What to do: Each line below that contains the word "more" must be copied.
☆ ☆ ☆ ☆ ☆
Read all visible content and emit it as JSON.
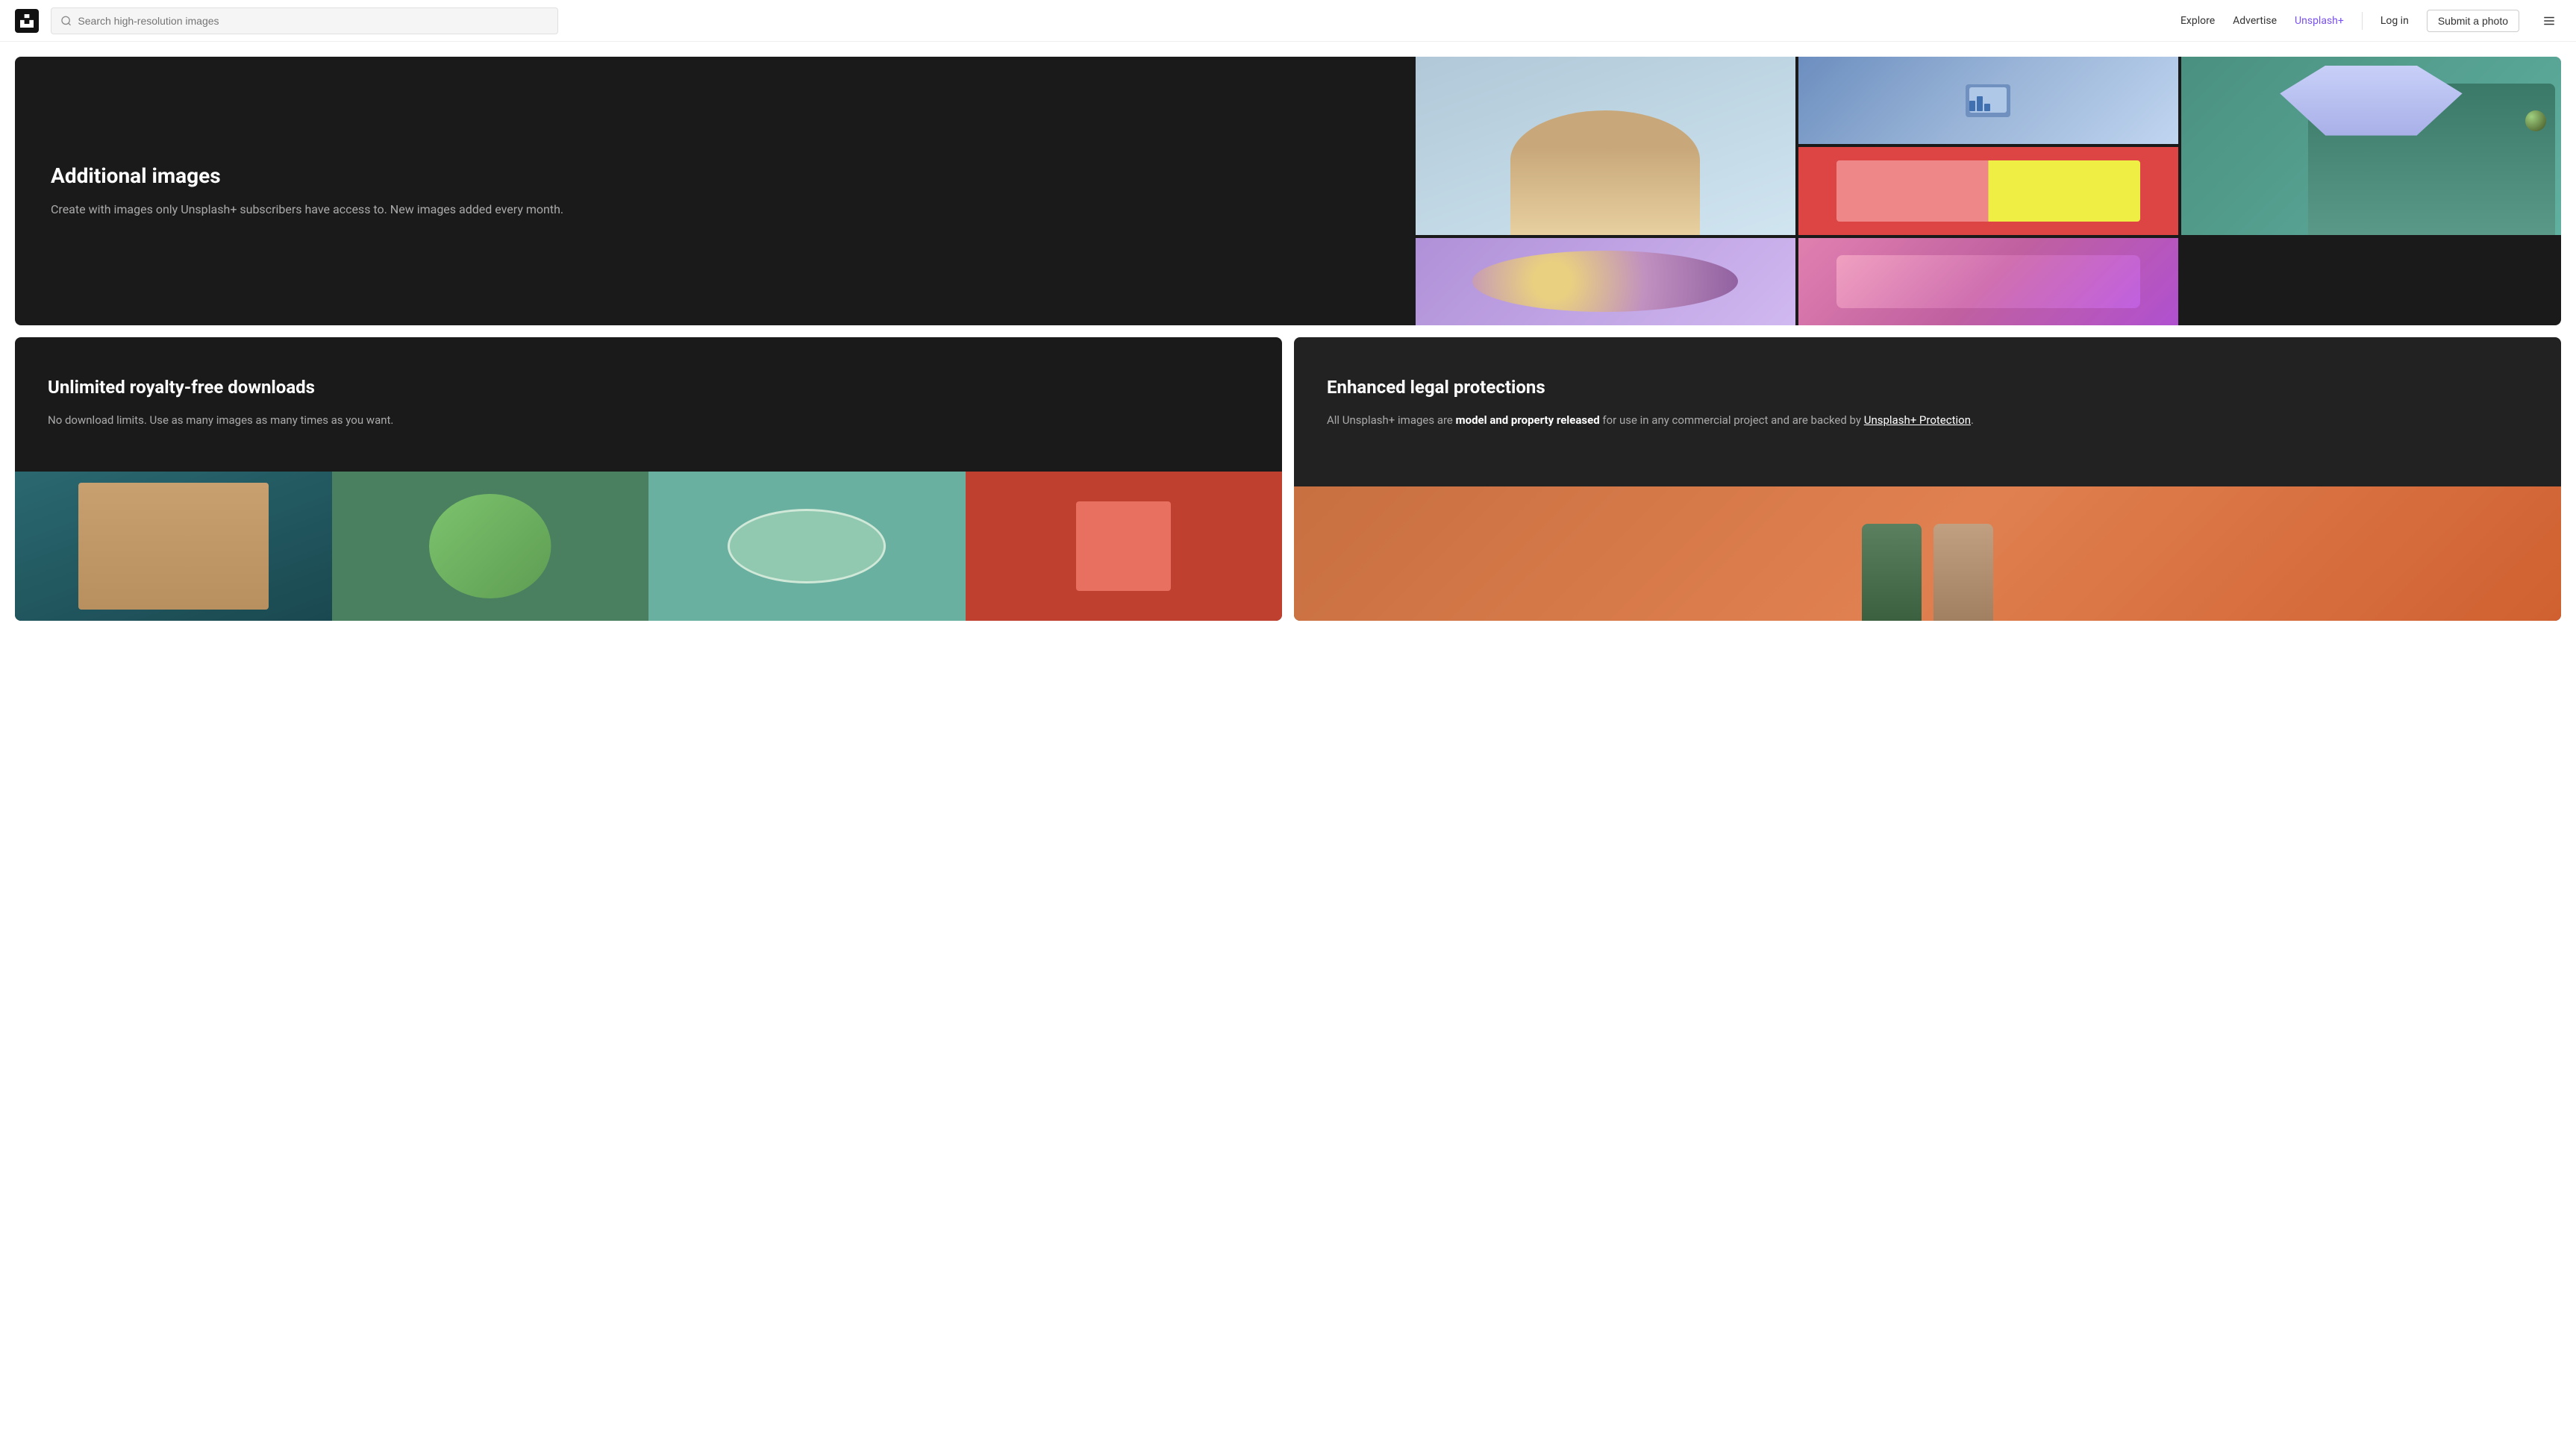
{
  "nav": {
    "logo_alt": "Unsplash logo",
    "search_placeholder": "Search high-resolution images",
    "links": [
      {
        "id": "explore",
        "label": "Explore"
      },
      {
        "id": "advertise",
        "label": "Advertise"
      },
      {
        "id": "unsplash-plus",
        "label": "Unsplash+",
        "accent": true
      }
    ],
    "login_label": "Log in",
    "submit_label": "Submit a photo"
  },
  "additional_images": {
    "title": "Additional images",
    "description": "Create with images only Unsplash+ subscribers have access to. New images added every month."
  },
  "downloads": {
    "title": "Unlimited royalty-free downloads",
    "description": "No download limits. Use as many images as many times as you want."
  },
  "legal": {
    "title": "Enhanced legal protections",
    "description_plain1": "All Unsplash+ images are ",
    "description_bold": "model and property released",
    "description_plain2": " for use in any commercial project and are backed by ",
    "description_link": "Unsplash+ Protection",
    "description_end": "."
  }
}
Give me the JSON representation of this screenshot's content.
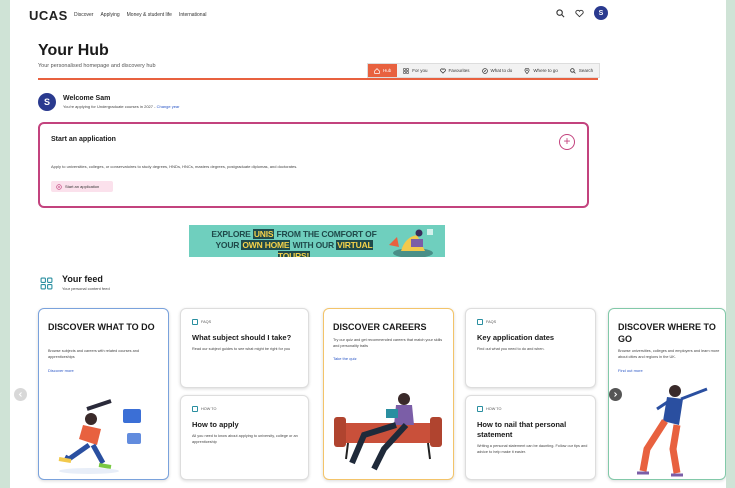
{
  "topnav": {
    "logo": "UCAS",
    "links": [
      "Discover",
      "Applying",
      "Money & student life",
      "International"
    ],
    "avatar_initial": "S",
    "icons": [
      "search-icon",
      "heart-icon",
      "avatar"
    ]
  },
  "hub": {
    "title": "Your Hub",
    "subtitle": "Your personalised homepage and discovery hub",
    "accent_color": "#e8613f",
    "tabs": [
      {
        "label": "Hub",
        "icon": "home-icon",
        "active": true
      },
      {
        "label": "For you",
        "icon": "grid-icon",
        "active": false
      },
      {
        "label": "Favourites",
        "icon": "heart-icon",
        "active": false
      },
      {
        "label": "What to do",
        "icon": "compass-icon",
        "active": false
      },
      {
        "label": "Where to go",
        "icon": "pin-icon",
        "active": false
      },
      {
        "label": "Search",
        "icon": "search-icon",
        "active": false
      }
    ]
  },
  "welcome": {
    "initial": "S",
    "title": "Welcome Sam",
    "subtitle": "You're applying for Undergraduate courses in 2027 - ",
    "link": "Change year"
  },
  "application": {
    "title": "Start an application",
    "description": "Apply to universities, colleges, or conservatoires to study degrees, HNDs, HNCs, masters degrees, postgraduate diplomas, and doctorates.",
    "button": "Start an application",
    "accent_color": "#c3437e"
  },
  "banner": {
    "line1_a": "EXPLORE ",
    "line1_hl": "UNIS",
    "line1_b": " FROM THE COMFORT OF",
    "line2_a": "YOUR ",
    "line2_hl1": "OWN HOME",
    "line2_b": " WITH OUR ",
    "line2_hl2": "VIRTUAL TOURS!"
  },
  "feed": {
    "title": "Your feed",
    "subtitle": "Your personal content feed",
    "cards": {
      "discover_what": {
        "title": "DISCOVER WHAT TO DO",
        "desc": "Browse subjects and careers with related courses and apprenticeships",
        "link": "Discover more"
      },
      "faq_subject": {
        "tag": "FAQS",
        "title": "What subject should I take?",
        "desc": "Read our subject guides to see what might be right for you"
      },
      "howto_apply": {
        "tag": "HOW TO",
        "title": "How to apply",
        "desc": "All you need to know about applying to university, college or an apprenticeship"
      },
      "discover_careers": {
        "title": "DISCOVER CAREERS",
        "desc": "Try our quiz and get recommended careers that match your skills and personality traits",
        "link": "Take the quiz"
      },
      "faq_dates": {
        "tag": "FAQS",
        "title": "Key application dates",
        "desc": "Find out what you need to do and when."
      },
      "howto_statement": {
        "tag": "HOW TO",
        "title": "How to nail that personal statement",
        "desc": "Writing a personal statement can be daunting. Follow our tips and advice to help make it easier."
      },
      "discover_where": {
        "title": "DISCOVER WHERE TO GO",
        "desc": "Browse universities, colleges and employers and learn more about cities and regions in the UK.",
        "link": "Find out more"
      }
    }
  }
}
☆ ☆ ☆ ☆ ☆
Answer to this task:
        "link": "Discover more"
        "desc": "Browse universities, colleges and employers and learn more about cities and regions in the UK.",
        "link": "Find out more"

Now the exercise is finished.